But the book won't be quite what you think—it's not a memoir (at least not directly), and it isn't about Parks and Recreation or the actor's film career. Ansari's getting more academic than that. The book will be an investigation into the single life in 2013, a look at how "the basic issues facing a single person—whom we meet, how we meet them, and what happens next—have been radically altered by new technologies." Indeed they have been.

In other words, this thankfully won't just be a straightforward memoir. Apparently Ansari's chatting with academics and conducting "original research" to make this work. But his pitch still carries the rhythms of good standup. Via Penguin's press release:

Ansari said, "You know when you text someone you're romantically interested in and you don't hear anything back and then you see them post a photo of a pizza on Instagram? That's exactly what I want this book to deal with. These are strange conundrums that no generation has ever faced before and it's a fascinating jumping off point for what I hope will be a very interesting book about modern courtship."

Yes, yes, exactly, an "investigation" into "modern courtship." Intro sociology professors, take note. Here are some distinctly 21st-century dating topics Ansari may wish to touch upon:

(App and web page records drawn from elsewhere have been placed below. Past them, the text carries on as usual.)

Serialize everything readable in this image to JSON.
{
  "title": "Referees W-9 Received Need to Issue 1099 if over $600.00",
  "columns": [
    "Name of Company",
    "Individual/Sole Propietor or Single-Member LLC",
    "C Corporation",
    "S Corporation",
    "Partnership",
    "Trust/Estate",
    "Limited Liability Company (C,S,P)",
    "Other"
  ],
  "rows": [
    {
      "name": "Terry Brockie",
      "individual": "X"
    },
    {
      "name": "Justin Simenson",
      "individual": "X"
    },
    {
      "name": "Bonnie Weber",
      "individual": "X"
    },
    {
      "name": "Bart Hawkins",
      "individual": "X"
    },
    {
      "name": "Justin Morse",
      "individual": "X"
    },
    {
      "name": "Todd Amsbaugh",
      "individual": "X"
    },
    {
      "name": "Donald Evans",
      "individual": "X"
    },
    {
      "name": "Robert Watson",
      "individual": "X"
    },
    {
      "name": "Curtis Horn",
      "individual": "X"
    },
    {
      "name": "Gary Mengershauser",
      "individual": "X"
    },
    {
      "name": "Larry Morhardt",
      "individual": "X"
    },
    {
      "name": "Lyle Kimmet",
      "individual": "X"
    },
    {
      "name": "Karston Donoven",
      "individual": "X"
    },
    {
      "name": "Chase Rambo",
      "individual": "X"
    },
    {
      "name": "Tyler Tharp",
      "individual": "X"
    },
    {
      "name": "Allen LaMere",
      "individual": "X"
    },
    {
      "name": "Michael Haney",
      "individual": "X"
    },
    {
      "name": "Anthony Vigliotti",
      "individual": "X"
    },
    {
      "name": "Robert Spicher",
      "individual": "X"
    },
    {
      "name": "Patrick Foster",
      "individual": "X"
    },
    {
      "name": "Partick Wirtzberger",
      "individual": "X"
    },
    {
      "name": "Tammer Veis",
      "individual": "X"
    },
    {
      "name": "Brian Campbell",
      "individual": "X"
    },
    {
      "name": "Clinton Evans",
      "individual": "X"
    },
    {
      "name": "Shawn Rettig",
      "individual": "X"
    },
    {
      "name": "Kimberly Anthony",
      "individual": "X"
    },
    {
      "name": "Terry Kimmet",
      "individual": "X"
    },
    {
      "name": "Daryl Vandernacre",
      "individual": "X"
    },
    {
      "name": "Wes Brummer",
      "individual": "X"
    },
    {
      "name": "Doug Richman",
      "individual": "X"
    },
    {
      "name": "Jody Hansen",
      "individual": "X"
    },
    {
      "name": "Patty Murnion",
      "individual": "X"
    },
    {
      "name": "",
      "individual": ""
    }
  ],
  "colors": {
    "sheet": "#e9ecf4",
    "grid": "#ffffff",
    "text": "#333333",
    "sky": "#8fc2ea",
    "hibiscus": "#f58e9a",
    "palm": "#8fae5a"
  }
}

  • The thing where playing the dating-site game suddenly turns into a polygraph test and your would-be partner catches your innocuous half-truths;
  • The all-too-thin line between classy and trashy when flirting on Facebook chat;
  • What it's like to go on dates when you're a famous person and you want to date like a normal person and you don't want to only date other famous people but it's weird when you go on dates with not-famous people (seriously, what is this like? Can Ansari shed light? Is it like inadvertently marrying a rock star?);
  • The pros and cons of incorporating a dating spreadsheet into your day-to-day courtship operations (we all do that...right?....right?...um, never mind);
  • The right time and place to Google a prospective date (and the right time and place to admit that you have done so, which is an altogether different matter);
  • Whether or not sharing a Netflix password is a mutually accepted sign of commitment;
  • and when to inform a short-lived dating partner that you are submitting a largely unflattering New York Times "Modern Love" essay about them (but it's not like it's really likely that they'll publish it or anything, they must receive thousands, but still, just thought you should know, just in case).

The book won't be out until September 2015. But Ansari is not the only comedian making the jump to author. Rob Delaney's Mother. Wife. Sister. Human. Warrior. Falcon. Yardstick. Turban. Cabbage. is set for November, and Stephen Colbert's America Again: Re-becoming the Greatness We Never Weren't and Tina Fey's Bossypants can tide you over in the meantime.

This article is from the archive of our partner The Wire.